There were so many of us who attended the fundraiser that we were split into four different hiking groups: advanced with Modern Hiker, two intermediate groups with volunteer hike leads, and "at a donkey's pace" behind the pack. Given my recent physical condition, I opted for the intermediate group hiking the shortest distance, hoping to not overestimate my ability as I have done in the past.



After all, we weren't there for sport. We weren't there for fitness or weight loss. We'd come for leisure, to recreate the spirit of the Golden Age of Hiking, and to learn about history – all in hopes of saving a historic site.

I knew it would be educational, but I didn't know I'd have so much fun. I didn't think I would laugh so hard.

I never went to church camp or day camp or sleepaway camp as a kid. My parents tried their hardest to keep me indoors, inside the house, at all times. As an adult, I've only gone actual camping once, in the sweltering desert. So this day trip up to cool, shady Sturtevant Camp was just a little taste of something that was completely foreign to me, a woodsy getaway that ended all too quickly.

And then I had a long walk downhill before I could head home.

Further Reading:
Friends of the San Gabriels Mount Fundraising Efforts to Save Historic Sturtevant Camp (KCET / SoCal Wanderer)

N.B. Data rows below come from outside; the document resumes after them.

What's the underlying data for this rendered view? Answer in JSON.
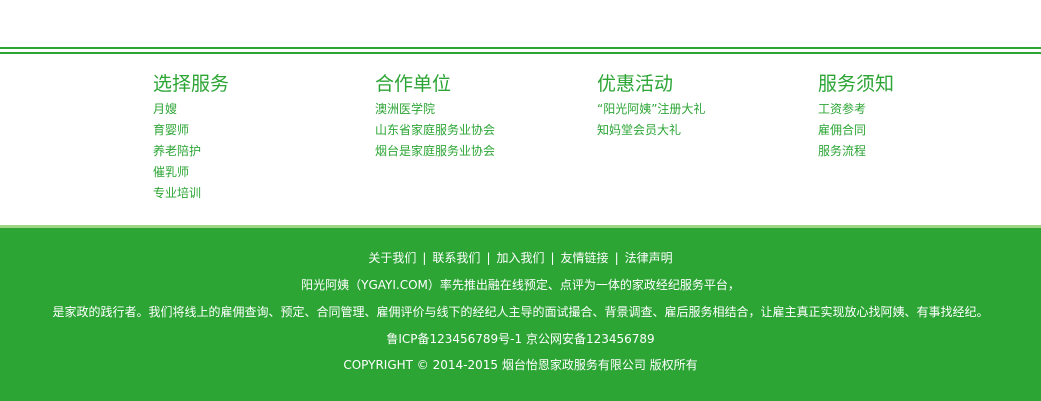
{
  "columns": [
    {
      "title": "选择服务",
      "items": [
        "月嫂",
        "育婴师",
        "养老陪护",
        "催乳师",
        "专业培训"
      ]
    },
    {
      "title": "合作单位",
      "items": [
        "澳洲医学院",
        "山东省家庭服务业协会",
        "烟台是家庭服务业协会"
      ]
    },
    {
      "title": "优惠活动",
      "items": [
        "“阳光阿姨”注册大礼",
        "知妈堂会员大礼"
      ]
    },
    {
      "title": "服务须知",
      "items": [
        "工资参考",
        "雇佣合同",
        "服务流程"
      ]
    }
  ],
  "footer": {
    "nav": [
      "关于我们",
      "联系我们",
      "加入我们",
      "友情链接",
      "法律声明"
    ],
    "separator": "|",
    "intro_line1": "阳光阿姨（YGAYI.COM）率先推出融在线预定、点评为一体的家政经纪服务平台，",
    "intro_line2": "是家政的践行者。我们将线上的雇佣查询、预定、合同管理、雇佣评价与线下的经纪人主导的面试撮合、背景调查、雇后服务相结合，让雇主真正实现放心找阿姨、有事找经纪。",
    "icp": "鲁ICP备123456789号-1 京公网安备123456789",
    "copyright": "COPYRIGHT © 2014-2015 烟台怡恩家政服务有限公司 版权所有"
  },
  "colors": {
    "brand_green": "#2ca535",
    "footer_border": "#9fd686",
    "footer_text": "#ffffff"
  }
}
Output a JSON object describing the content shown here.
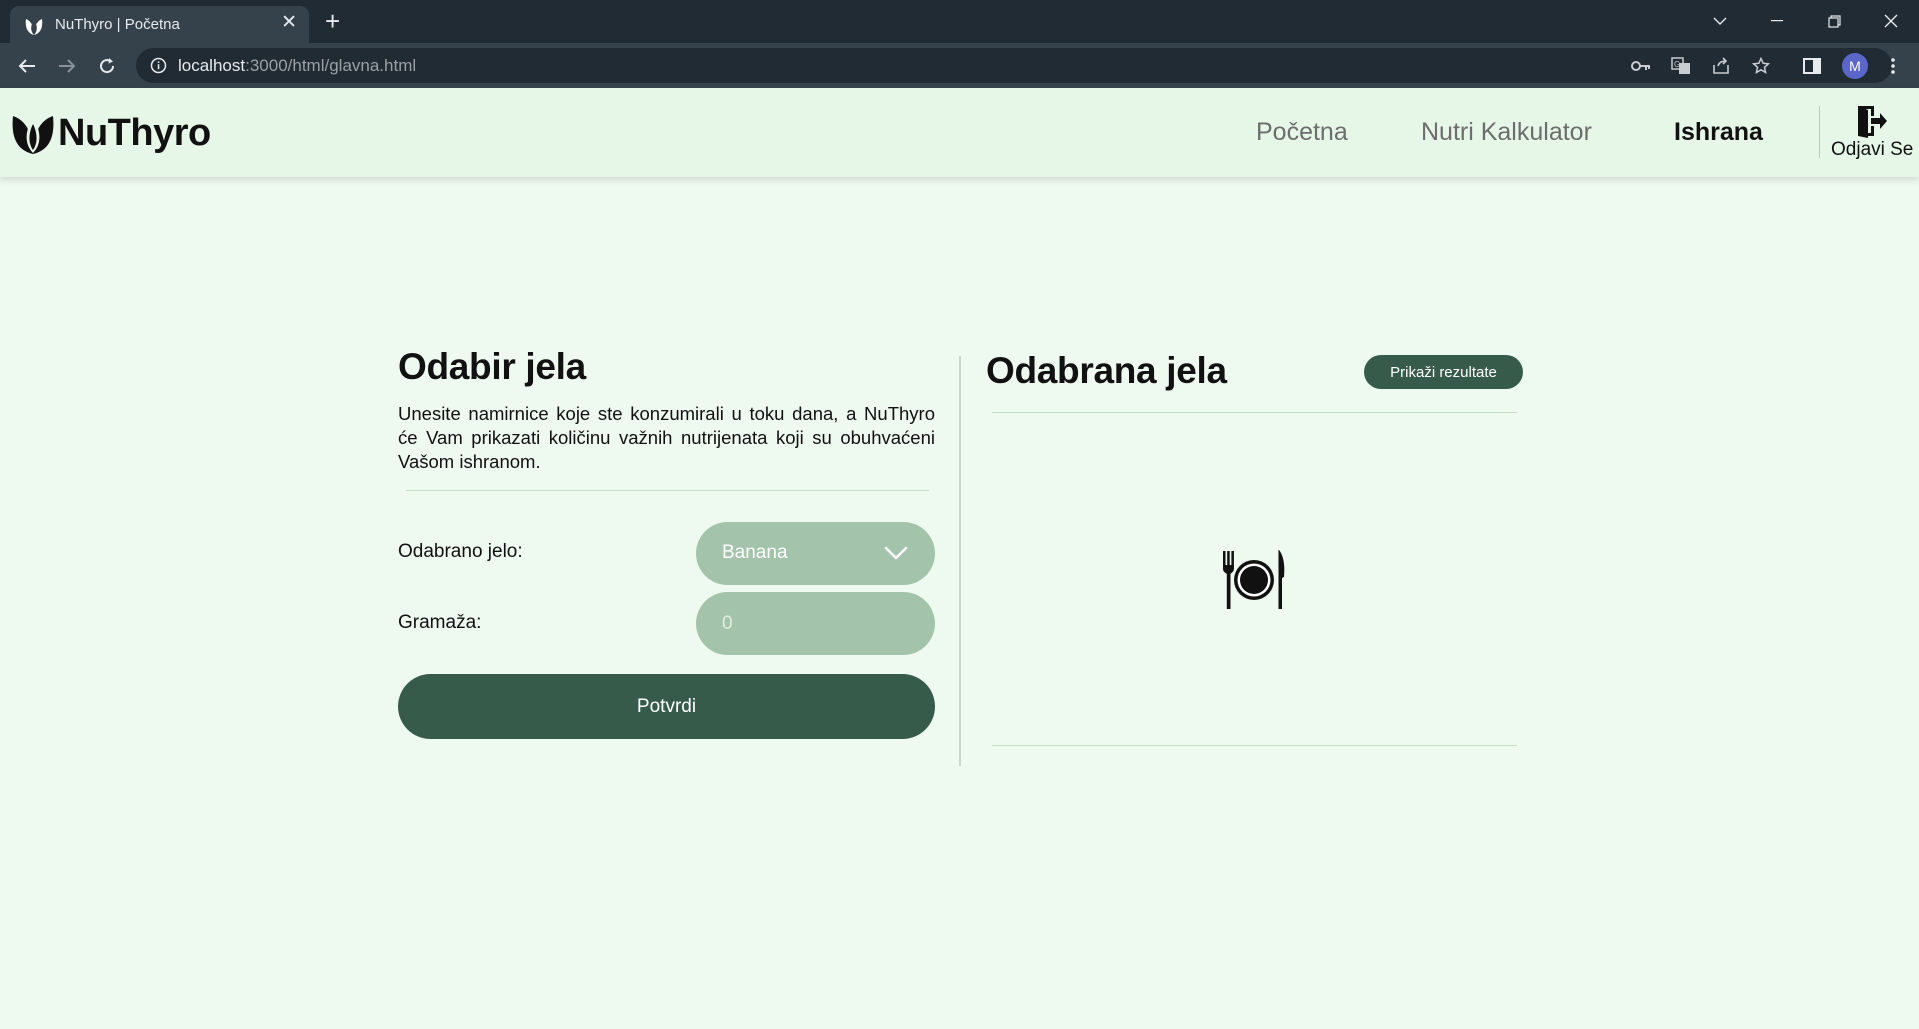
{
  "browser": {
    "tab_title": "NuThyro | Početna",
    "url_host": "localhost",
    "url_path": ":3000/html/glavna.html",
    "profile_initial": "M"
  },
  "header": {
    "brand": "NuThyro",
    "nav": [
      {
        "label": "Početna",
        "active": false
      },
      {
        "label": "Nutri Kalkulator",
        "active": false
      },
      {
        "label": "Ishrana",
        "active": true
      }
    ],
    "logout_label": "Odjavi Se"
  },
  "left": {
    "title": "Odabir jela",
    "intro": "Unesite namirnice koje ste konzumirali u toku dana, a NuThyro će Vam prikazati količinu važnih nutrijenata koji su obuhvaćeni Vašom ishranom.",
    "dish_label": "Odabrano jelo:",
    "dish_selected": "Banana",
    "grams_label": "Gramaža:",
    "grams_placeholder": "0",
    "confirm_label": "Potvrdi"
  },
  "right": {
    "title": "Odabrana jela",
    "results_button": "Prikaži rezultate"
  },
  "colors": {
    "page_bg": "#eef9f0",
    "header_bg": "#e6f7e8",
    "accent_dark": "#375b4a",
    "field_bg": "#a3c4aa"
  }
}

Related Posts:
Photo Essay: Gabrielino Trail, Chantry Flats to Sturtevant Falls
Photo Essay: Mountain Oaks Resort, Abandoned & Illegally Subdivided
Recap: A Beginner's Journey Into Desert Camping